It is hard for anyone associated with Labour – now or in the past – to find any silver linings in the party’s seismic election defeat. But one might be the opportunity that it gives the party to start the long journey of rebuilding trust with the Jewish community.
Crashing down to barely 200 MPs makes this Labour’s worst election performance since 1935. Post-election polling shows we lost to the Tories in every socio-economic group: now we are neither a party for the working-class nor the middle-class. If this is winning the argument, it’s time to leave the pub.
Millions of people, living in towns and cities (and rural areas, for that matter) who needed Labour after a decade of austerity and crushing welfare cuts were denied a progressive government that gave a damn. That is because we gave them a choice for Prime Minister that they deemed inferior to a phone-pocketing clown in a bulldozer. And getting to the point of this inglorious shellacking cost us three of our best female Jewish MPs.
For the first time in our 99-year history of affiliation to the party, the Jewish Labour Movement effectively downed tools for this election, campaigning only for exceptional candidates – the truest of our allies in the fight against Labour’s antisemitism.
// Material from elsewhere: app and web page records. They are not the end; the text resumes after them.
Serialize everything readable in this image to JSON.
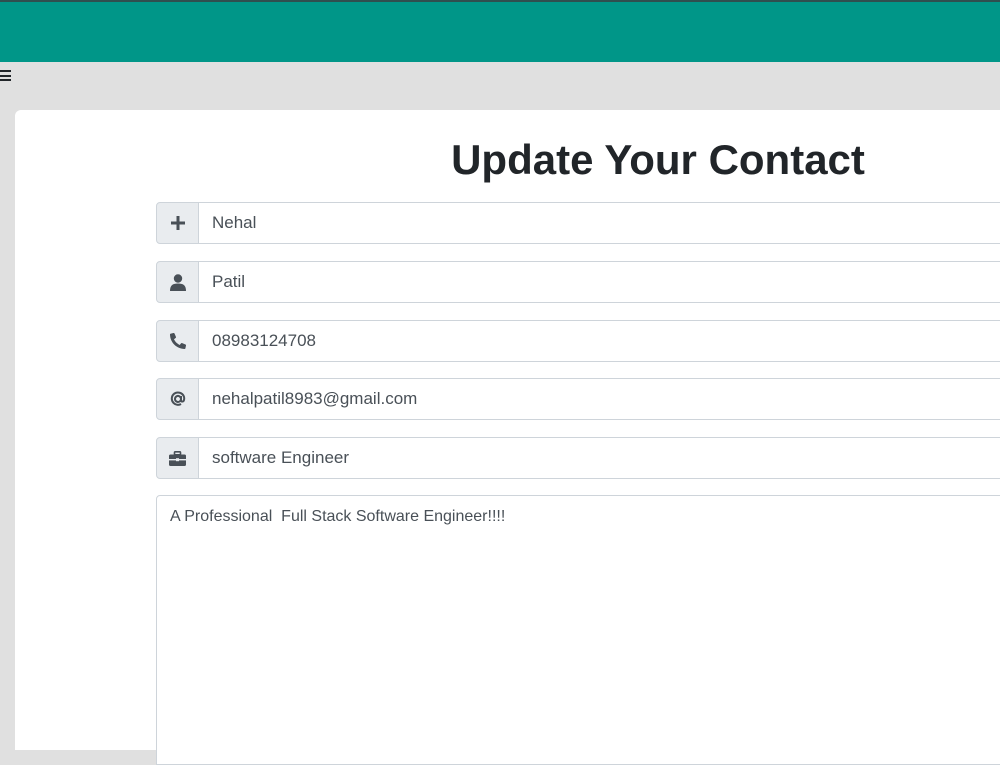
{
  "header": {
    "color": "#009688",
    "menu_icon": "hamburger-menu-icon"
  },
  "form": {
    "title": "Update Your Contact",
    "fields": [
      {
        "icon": "plus-icon",
        "value": "Nehal"
      },
      {
        "icon": "user-icon",
        "value": "Patil"
      },
      {
        "icon": "phone-icon",
        "value": "08983124708"
      },
      {
        "icon": "at-sign-icon",
        "value": "nehalpatil8983@gmail.com"
      },
      {
        "icon": "briefcase-icon",
        "value": "software Engineer"
      }
    ],
    "description": "A Professional  Full Stack Software Engineer!!!!"
  }
}
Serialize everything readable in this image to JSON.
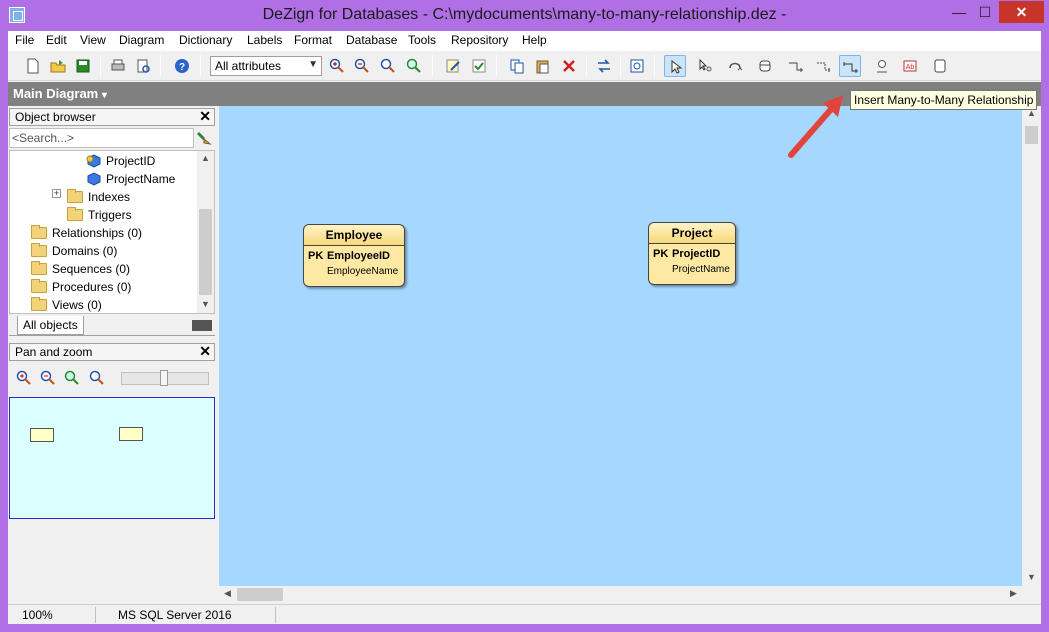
{
  "window": {
    "title": "DeZign for Databases - C:\\mydocuments\\many-to-many-relationship.dez -",
    "minimize_label": "—",
    "maximize_label": "☐",
    "close_label": "✕"
  },
  "menu": [
    "File",
    "Edit",
    "View",
    "Diagram",
    "Dictionary",
    "Labels",
    "Format",
    "Database",
    "Tools",
    "Repository",
    "Help"
  ],
  "toolbar": {
    "attribute_filter": "All attributes",
    "active_tool": "insert-many-to-many-relationship",
    "tooltip": "Insert Many-to-Many Relationship"
  },
  "diagram": {
    "name": "Main Diagram",
    "dropdown_glyph": "▾"
  },
  "object_browser": {
    "title": "Object browser",
    "search_placeholder": "<Search...>",
    "tree": [
      {
        "label": "ProjectID",
        "type": "pk-attribute"
      },
      {
        "label": "ProjectName",
        "type": "attribute"
      },
      {
        "label": "Indexes",
        "type": "folder"
      },
      {
        "label": "Triggers",
        "type": "folder"
      },
      {
        "label": "Relationships (0)",
        "type": "folder"
      },
      {
        "label": "Domains (0)",
        "type": "folder"
      },
      {
        "label": "Sequences (0)",
        "type": "folder"
      },
      {
        "label": "Procedures (0)",
        "type": "folder"
      },
      {
        "label": "Views (0)",
        "type": "folder"
      }
    ],
    "tab": "All objects"
  },
  "pan_zoom": {
    "title": "Pan and zoom",
    "slider_level": 0.45
  },
  "entities": [
    {
      "name": "Employee",
      "pk_label": "PK",
      "pk_attr": "EmployeeID",
      "attr": "EmployeeName"
    },
    {
      "name": "Project",
      "pk_label": "PK",
      "pk_attr": "ProjectID",
      "attr": "ProjectName"
    }
  ],
  "status": {
    "zoom": "100%",
    "database": "MS SQL Server 2016"
  },
  "colors": {
    "window_frame": "#b16fe5",
    "canvas": "#a6d8ff",
    "entity_fill": "#fde9a4",
    "annotation_arrow": "#e0443a"
  }
}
Our members had decided, months ago, what last week’s election confirmed the majority of voters believe too: that Jeremy Corbyn was unfit to lead our party or the country.
Our views aligned with the vast majority of Jews. It is intellectually dishonest to pretend that this is not the case, or that those fears weren’t well-founded by Corbyn’s unwillingness and inability to tackle ani-Jewish racism in the party, which had been given permission to flourish over the course of his leadership.
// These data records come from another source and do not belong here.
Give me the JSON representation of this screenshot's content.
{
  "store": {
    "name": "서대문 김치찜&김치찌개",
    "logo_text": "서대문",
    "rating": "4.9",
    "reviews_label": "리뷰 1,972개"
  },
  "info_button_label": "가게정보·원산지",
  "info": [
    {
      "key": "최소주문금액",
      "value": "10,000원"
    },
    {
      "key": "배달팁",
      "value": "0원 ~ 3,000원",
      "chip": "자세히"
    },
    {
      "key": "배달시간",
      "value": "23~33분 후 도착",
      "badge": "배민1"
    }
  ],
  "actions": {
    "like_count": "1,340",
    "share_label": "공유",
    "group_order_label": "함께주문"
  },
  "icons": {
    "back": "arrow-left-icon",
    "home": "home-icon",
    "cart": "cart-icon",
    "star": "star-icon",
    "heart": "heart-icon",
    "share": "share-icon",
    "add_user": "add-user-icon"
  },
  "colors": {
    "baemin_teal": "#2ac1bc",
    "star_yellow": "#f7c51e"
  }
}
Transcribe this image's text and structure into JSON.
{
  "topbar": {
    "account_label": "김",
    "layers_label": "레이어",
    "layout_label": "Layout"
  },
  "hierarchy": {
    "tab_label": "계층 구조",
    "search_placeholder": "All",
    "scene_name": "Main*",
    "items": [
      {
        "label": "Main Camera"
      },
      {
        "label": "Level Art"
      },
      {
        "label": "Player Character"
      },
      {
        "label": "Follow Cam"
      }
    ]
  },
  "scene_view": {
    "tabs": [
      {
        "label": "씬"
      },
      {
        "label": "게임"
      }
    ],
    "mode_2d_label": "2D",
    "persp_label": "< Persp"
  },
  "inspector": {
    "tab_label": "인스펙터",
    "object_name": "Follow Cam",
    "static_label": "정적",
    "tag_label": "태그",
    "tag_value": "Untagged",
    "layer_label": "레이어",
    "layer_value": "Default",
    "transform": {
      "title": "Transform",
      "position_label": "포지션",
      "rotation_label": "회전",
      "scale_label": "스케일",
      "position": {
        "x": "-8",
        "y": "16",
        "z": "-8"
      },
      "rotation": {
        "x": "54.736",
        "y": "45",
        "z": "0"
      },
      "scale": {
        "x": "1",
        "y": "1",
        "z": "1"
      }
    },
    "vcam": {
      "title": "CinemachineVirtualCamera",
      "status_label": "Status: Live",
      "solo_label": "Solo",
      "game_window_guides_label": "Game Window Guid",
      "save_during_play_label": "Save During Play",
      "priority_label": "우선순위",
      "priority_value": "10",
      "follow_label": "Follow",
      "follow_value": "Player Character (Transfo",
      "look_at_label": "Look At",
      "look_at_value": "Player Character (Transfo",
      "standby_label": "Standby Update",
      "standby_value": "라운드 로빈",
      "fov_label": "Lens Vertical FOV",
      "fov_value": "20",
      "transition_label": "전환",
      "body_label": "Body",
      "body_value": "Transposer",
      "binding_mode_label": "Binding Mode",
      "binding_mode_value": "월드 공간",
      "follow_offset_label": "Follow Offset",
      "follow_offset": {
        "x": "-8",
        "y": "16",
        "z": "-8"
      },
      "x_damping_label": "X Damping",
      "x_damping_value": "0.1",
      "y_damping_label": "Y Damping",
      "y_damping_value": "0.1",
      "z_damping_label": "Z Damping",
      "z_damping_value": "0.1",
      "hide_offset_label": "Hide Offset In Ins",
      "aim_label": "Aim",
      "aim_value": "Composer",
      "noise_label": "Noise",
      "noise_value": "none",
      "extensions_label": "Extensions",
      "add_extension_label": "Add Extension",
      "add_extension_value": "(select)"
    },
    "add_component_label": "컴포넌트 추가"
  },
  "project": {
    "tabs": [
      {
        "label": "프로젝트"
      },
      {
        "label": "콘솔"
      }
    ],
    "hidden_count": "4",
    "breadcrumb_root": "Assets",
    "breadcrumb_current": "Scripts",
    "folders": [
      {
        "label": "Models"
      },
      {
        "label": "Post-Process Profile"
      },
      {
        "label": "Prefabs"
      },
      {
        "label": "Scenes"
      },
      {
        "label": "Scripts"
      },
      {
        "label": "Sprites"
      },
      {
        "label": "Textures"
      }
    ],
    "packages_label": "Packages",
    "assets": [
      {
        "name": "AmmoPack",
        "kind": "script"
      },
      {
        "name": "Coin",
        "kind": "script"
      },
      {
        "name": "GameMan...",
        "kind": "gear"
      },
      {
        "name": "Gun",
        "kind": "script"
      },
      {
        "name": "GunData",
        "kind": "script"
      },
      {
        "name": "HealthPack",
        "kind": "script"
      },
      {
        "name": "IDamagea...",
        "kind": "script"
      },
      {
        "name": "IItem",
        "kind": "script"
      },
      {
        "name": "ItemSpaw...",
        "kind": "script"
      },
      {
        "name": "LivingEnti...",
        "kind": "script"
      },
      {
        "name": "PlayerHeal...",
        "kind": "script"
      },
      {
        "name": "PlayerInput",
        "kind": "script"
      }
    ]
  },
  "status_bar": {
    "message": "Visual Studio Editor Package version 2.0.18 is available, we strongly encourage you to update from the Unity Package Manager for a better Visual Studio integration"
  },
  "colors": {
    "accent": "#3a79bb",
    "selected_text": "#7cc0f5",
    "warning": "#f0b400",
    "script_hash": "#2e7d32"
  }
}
It would be nice to think that people in Blyth Valley cared as much about the welfare of Jews as they do in Barnet. More realistically, it was that Corbyn and his team’s failure to get a grip on antisemitism – whether for moral or political expediency – spoke to those died-in-the-wool Labour voters’ concerns about his competence and leadership qualities. Or lack thereof.
It speaks well of voters everywhere that it wouldn’t occur to them that Corbyn’s was a sin of commission, not omission. The truth is that he made a political choice. He opted to keep his allies close as part of his political project, rather than show them the door because they were racist.
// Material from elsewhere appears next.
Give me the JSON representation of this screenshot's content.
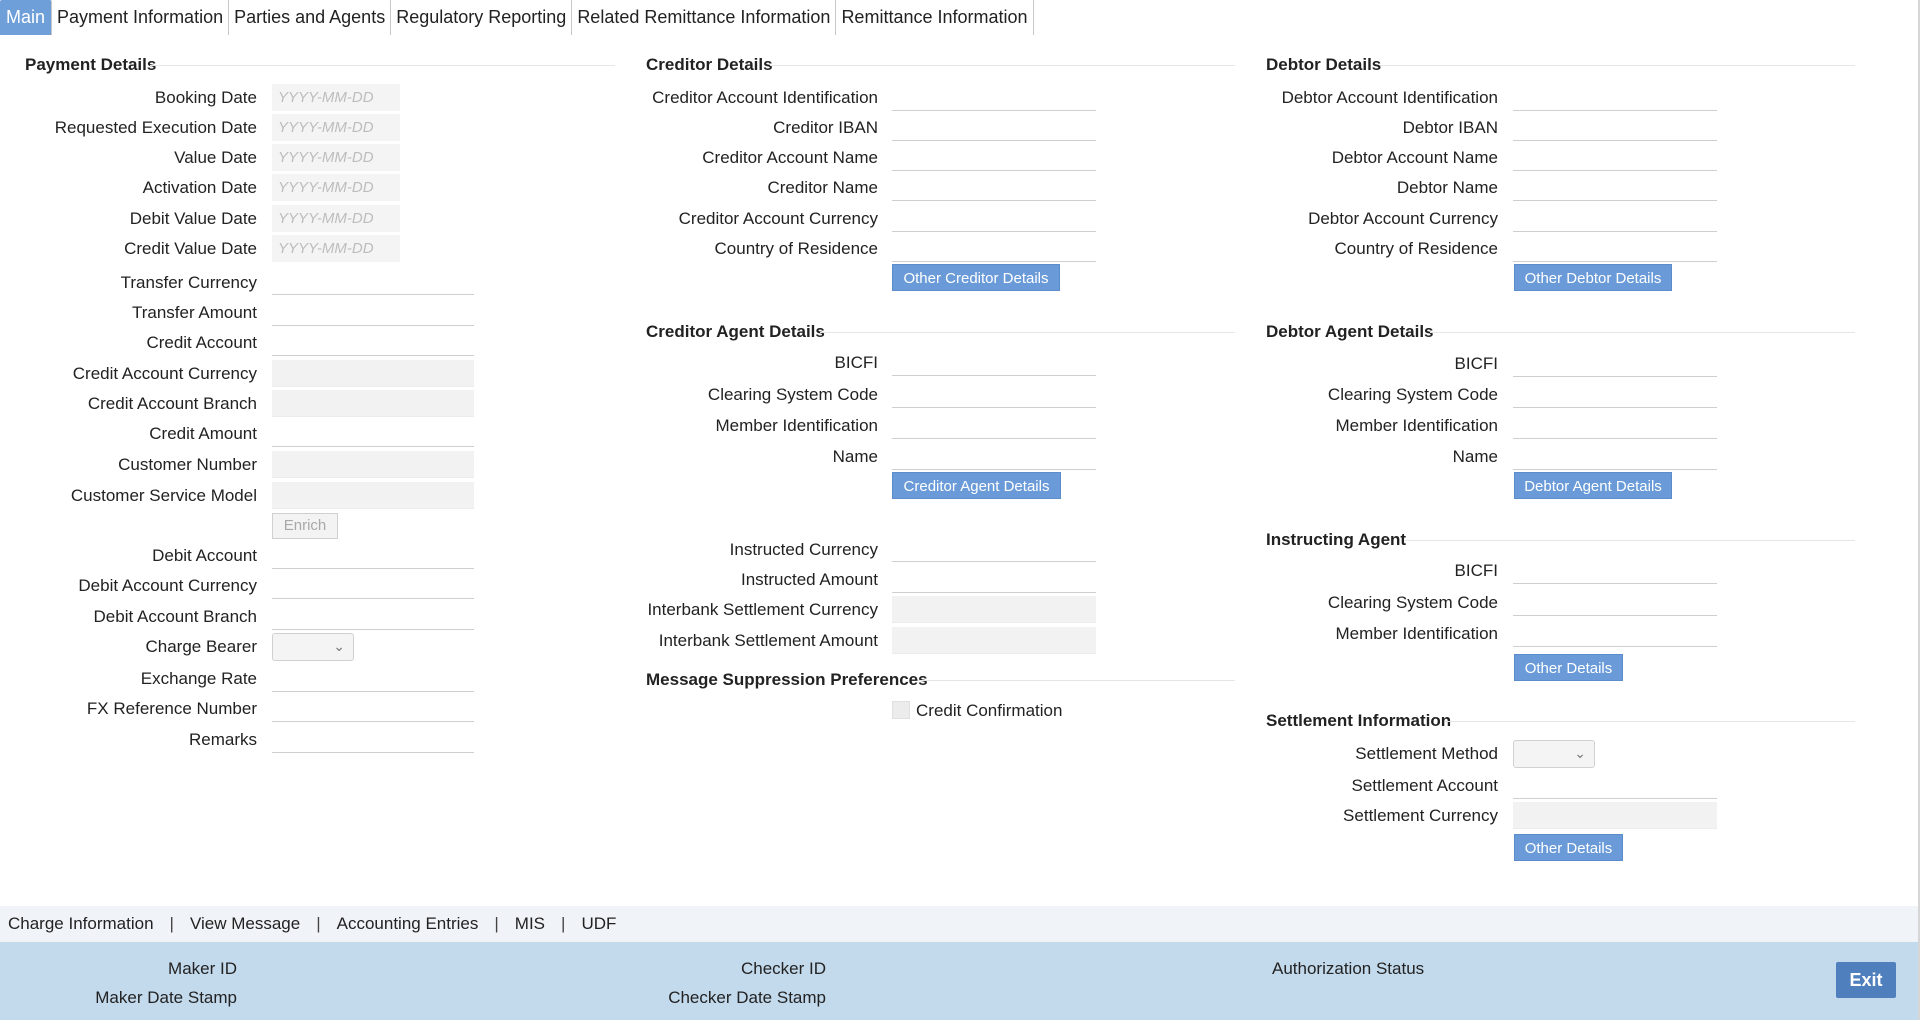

Nor should you believe the lie that most Jews vote blue. Of course, our community is as heterogeneous as any when it comes to our politics. But for many of us, our Jewish and Labour values are intrinsically linked. So it is a heinous failure by Labour that so many Jews were being asked to compromise between their identity and their political beliefs at the ballot box. Never again.
Especially when the alternative is a party with a deep problem when it comes to Islamophobia, led by an equally distasteful charlatan. Our Prime Minister is untrustworthy, racist and misogynist. Let no-one take our rejection of Corbyn as an endorsement of him. This made the choice for so many Jews that much more agonising. And it is one we are determined that they should never face again. That no-one who is progressive should have to make.
That is why hundreds of people have joined or rejoined JLM in just the last week. So they can have a voice in Labour’s future, as an affiliate member. We stayed and fought. Now it’s time to fight some more. For a leadership which will promise to adopt any recommendations arising from the Equalities and Human Rights Commission’s investigation.
For a leadership that will drive out partisan factionalism from Labour’s disciplinary system. One that sacks all those senior staff which colluded in tolerating and denying antisemitism. One that speedily ejects all the crank conspiratorial Jew-haters that have infected the Party.
There are many, many decent party members who want this too. There are even more who left the party and who want to reclaim their voice. For the conundrum is this: we need a strong leader to take the action needed on our membership, and a membership willing to vote for that leader.
Perhaps we can’t cut this Gordian knot. But anyone who cares about the future of inclusive, progressive, left-wing politics needs to help us try. It may well be the last chance Labour has of restoring trust with a community that traditionally regarded the party as its natural political home.